Ignatius Press has sent out its Fall & Winter 2008 film catalog, just in the nick of time for holiday shopping. Ignatius Press is not quite an official organ of the Vatican, but the San Francisco based publishing house has reaped a rich harvest from its longtime role as Joseph Ratzinger's principal English-language publisher. Now that Ratzinger is pope, Ignatius has been reissuing his books with new covers bearing his papal cognomen, Benedict XVI. A search of the Ignatius Press website for “Benedict XVI” produces 88 hits from the catalog. Included are the pope's own voluminous writings, biographical works by others, and CDs of Gregorian chant (which, I presume, represent the pope's preference for easy listening after a long day of struggling with the evil forces of secularism). In a class of its own is Joseph and Chico, a short illustrated biographical memoir by the pope's cat. Something for the kids, of course.
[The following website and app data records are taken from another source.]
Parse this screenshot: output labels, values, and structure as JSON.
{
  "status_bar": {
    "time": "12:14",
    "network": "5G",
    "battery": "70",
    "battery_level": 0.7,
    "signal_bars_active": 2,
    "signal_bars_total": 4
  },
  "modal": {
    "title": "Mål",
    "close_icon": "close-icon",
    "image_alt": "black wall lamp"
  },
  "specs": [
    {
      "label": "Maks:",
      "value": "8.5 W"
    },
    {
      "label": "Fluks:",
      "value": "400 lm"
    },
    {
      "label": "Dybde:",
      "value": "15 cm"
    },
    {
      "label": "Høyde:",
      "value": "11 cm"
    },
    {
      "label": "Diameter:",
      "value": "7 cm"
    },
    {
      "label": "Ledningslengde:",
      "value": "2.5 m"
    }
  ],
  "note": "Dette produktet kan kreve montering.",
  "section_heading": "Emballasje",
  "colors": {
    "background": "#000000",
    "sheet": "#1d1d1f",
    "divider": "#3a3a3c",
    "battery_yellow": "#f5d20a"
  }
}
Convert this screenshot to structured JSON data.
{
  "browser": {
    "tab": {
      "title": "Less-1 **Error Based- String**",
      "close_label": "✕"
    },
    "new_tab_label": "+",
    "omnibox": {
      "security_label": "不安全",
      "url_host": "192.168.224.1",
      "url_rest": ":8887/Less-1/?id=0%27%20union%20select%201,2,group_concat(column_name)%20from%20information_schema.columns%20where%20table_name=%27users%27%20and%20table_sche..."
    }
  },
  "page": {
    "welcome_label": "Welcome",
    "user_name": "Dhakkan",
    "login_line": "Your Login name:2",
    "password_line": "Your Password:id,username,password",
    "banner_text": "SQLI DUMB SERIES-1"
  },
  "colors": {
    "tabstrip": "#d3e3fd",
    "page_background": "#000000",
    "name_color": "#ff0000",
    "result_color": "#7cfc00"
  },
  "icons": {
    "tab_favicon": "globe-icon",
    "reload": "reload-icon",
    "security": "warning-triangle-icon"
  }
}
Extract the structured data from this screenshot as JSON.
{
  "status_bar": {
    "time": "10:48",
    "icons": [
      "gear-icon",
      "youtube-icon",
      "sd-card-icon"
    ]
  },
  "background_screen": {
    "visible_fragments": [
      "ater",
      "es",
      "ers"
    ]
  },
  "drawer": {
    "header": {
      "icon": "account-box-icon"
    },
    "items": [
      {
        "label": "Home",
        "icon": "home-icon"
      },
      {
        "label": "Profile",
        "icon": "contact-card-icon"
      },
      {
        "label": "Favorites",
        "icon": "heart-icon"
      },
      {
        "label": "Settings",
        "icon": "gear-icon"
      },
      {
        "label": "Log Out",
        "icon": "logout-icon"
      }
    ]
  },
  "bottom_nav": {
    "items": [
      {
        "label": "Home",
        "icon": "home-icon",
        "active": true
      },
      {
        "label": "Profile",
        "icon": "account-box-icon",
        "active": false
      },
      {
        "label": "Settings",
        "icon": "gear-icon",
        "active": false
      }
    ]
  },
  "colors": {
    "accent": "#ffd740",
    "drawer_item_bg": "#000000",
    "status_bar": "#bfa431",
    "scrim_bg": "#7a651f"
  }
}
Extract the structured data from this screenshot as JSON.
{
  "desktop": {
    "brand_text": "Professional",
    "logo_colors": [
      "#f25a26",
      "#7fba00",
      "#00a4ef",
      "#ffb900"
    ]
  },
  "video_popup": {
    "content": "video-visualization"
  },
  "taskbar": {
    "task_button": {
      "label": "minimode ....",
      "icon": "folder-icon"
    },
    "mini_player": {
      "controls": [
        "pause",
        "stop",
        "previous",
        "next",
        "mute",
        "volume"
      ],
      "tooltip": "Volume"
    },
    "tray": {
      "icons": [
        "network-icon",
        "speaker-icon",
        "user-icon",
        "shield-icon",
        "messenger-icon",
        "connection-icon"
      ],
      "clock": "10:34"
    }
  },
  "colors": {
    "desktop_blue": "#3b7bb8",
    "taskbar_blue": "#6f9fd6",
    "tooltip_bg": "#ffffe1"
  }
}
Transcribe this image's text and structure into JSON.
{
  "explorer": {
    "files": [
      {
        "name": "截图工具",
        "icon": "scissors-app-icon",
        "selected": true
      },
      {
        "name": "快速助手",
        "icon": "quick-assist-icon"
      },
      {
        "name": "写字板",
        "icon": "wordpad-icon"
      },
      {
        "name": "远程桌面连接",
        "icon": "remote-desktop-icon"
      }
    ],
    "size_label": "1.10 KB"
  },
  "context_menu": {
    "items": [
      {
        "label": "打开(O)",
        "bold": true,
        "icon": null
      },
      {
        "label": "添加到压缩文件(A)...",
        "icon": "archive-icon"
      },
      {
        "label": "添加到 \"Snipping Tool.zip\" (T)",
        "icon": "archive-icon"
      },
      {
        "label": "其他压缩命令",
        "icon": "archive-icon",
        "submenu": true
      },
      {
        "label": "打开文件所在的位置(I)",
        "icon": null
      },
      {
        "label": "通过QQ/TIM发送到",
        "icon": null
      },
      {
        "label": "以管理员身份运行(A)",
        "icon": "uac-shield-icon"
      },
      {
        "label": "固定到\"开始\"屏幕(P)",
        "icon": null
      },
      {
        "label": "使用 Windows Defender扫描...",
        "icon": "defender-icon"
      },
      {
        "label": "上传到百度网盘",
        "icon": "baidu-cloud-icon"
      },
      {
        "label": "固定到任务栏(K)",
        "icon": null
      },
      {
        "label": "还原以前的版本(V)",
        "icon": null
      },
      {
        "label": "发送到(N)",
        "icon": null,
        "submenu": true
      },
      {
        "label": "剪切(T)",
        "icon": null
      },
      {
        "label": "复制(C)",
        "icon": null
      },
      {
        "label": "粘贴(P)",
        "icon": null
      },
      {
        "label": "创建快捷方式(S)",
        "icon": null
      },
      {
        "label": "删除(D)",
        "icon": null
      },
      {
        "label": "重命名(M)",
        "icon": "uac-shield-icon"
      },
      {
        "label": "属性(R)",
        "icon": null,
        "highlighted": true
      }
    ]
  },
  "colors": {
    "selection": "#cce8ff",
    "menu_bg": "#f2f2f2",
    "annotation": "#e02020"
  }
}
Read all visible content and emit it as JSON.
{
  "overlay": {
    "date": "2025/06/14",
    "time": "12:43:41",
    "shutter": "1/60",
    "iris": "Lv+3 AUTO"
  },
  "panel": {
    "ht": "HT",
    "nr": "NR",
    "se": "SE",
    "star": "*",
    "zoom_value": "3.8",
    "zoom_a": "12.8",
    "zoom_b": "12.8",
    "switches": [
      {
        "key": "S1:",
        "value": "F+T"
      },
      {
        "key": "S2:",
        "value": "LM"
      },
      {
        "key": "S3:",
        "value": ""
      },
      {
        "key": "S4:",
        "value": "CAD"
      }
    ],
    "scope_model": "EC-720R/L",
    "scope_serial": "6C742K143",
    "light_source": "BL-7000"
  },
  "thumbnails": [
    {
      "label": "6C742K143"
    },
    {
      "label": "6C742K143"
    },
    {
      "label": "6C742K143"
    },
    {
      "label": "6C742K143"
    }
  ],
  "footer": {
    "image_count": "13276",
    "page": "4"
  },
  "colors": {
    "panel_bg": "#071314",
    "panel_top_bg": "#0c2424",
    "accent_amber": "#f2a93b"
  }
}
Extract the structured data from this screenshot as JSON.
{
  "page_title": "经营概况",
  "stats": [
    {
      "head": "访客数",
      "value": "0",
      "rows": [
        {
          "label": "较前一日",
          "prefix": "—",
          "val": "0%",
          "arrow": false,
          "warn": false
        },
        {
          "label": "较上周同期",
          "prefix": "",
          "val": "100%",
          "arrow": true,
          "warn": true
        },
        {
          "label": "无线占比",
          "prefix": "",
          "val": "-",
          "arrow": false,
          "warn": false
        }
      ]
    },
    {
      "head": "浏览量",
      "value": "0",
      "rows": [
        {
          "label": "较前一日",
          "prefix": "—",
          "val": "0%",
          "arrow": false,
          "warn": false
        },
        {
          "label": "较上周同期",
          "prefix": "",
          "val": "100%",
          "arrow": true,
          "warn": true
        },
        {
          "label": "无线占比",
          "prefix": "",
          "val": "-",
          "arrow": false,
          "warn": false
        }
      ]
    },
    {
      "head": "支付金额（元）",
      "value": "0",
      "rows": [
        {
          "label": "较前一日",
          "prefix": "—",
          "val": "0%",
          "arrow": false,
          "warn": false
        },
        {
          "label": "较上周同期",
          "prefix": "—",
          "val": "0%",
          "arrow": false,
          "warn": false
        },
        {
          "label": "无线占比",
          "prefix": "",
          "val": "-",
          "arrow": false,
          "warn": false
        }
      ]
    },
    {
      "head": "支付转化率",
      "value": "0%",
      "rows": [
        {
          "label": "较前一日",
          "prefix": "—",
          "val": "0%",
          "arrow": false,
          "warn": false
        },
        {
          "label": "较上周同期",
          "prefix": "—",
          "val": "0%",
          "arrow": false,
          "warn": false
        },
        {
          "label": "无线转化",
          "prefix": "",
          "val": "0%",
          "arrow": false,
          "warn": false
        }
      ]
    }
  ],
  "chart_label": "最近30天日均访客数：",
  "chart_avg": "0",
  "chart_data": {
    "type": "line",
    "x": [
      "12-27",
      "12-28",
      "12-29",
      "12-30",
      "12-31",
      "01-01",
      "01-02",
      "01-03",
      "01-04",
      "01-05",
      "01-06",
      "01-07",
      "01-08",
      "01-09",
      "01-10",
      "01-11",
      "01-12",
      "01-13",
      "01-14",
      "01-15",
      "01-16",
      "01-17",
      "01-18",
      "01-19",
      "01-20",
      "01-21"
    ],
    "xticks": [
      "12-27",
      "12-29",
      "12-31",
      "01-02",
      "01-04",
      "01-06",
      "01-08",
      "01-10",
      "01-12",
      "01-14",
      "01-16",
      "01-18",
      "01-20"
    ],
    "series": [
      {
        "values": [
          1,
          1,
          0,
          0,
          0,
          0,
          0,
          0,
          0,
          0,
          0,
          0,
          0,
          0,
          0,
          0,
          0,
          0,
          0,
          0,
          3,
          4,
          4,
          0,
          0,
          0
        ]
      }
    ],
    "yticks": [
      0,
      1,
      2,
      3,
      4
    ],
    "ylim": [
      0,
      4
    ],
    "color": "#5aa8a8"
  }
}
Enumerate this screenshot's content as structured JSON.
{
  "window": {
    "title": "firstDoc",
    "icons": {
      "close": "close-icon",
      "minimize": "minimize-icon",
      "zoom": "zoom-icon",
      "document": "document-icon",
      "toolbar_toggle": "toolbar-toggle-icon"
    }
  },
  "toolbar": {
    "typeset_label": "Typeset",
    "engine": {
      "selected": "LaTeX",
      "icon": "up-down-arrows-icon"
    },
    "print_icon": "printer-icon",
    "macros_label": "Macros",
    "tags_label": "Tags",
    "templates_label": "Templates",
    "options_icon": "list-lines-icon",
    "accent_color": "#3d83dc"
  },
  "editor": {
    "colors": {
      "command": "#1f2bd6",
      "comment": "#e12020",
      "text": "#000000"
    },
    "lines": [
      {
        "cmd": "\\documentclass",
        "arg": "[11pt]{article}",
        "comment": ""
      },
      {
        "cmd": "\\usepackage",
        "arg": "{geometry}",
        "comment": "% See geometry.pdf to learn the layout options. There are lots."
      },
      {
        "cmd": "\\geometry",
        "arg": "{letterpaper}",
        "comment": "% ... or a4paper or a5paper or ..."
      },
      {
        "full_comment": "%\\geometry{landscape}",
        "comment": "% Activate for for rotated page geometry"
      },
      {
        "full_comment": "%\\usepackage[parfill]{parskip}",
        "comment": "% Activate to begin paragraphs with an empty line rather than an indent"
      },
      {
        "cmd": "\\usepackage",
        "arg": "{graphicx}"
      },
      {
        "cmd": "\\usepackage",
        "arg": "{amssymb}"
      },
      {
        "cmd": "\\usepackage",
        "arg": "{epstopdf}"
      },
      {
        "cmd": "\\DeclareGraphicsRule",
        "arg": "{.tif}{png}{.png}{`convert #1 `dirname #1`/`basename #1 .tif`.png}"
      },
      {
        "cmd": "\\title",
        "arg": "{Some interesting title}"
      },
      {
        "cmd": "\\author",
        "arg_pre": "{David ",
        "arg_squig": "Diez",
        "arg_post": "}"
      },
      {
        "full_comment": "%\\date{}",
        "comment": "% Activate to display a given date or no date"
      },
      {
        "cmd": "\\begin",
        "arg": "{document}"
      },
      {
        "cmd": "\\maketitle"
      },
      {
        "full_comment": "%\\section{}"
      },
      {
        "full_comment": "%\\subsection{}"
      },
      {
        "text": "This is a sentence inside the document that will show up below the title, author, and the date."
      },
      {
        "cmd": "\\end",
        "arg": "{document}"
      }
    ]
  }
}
The Ignatius Press film catalog does not present the many books issued over the publisher's imprint, except for those in audio format. It's really all about videos and art. One of the videos features ardent lefty Ed Asner as Pope John XXIII, which is a bit of a surprise in the midst of so much conservative Catholicism. The art includes a nice wall chart of all the popes and various iconic images of Jesus and Mary. I paused for a moment to read the description under a serene depiction of a young woman holding both a child and a lamb. The blurb said it was a madonna and child (and lamb) painted by the artist William Bouguereau and titled Innocence.
The artist's name and photo-realistic style seemed familiar to me, but not the subject matter. Didn't my long-ago art history class select different works to epitomize Bouguereau's oeuvre? A quick Internet search demonstrated that I was not mistaken. Bouguereau was devoted to painting human figures, but he was especially fond of painting them undraped (which, as you must know, is a euphemism for stark naked). Venus, for example, is born full-grown from the sea foam, evidently the beneficiary of a really effective prenatal bikini wax.
I understand why Ignatius Press decided to be selective about the works by Bouguereau that they chose to offer in their catalog. Venus, after all, is a pagan goddess. She would never do. However, next time Ignatius Press might see fit to offer a print of one of Bouguereau's other conventionally religious art works. Here's one titled The Return of Spring, which is completely different from the birth of Venus. That would be an inspirational choice, although one might not choose to hang it on the wall next to Innocence.
Or how about an angel? That's pretty religious. You could give a print to your favorite altar boy.
There's a lot of untapped Bouguereau out there for future Ignatius Press catalogs. What might next Christmas bring?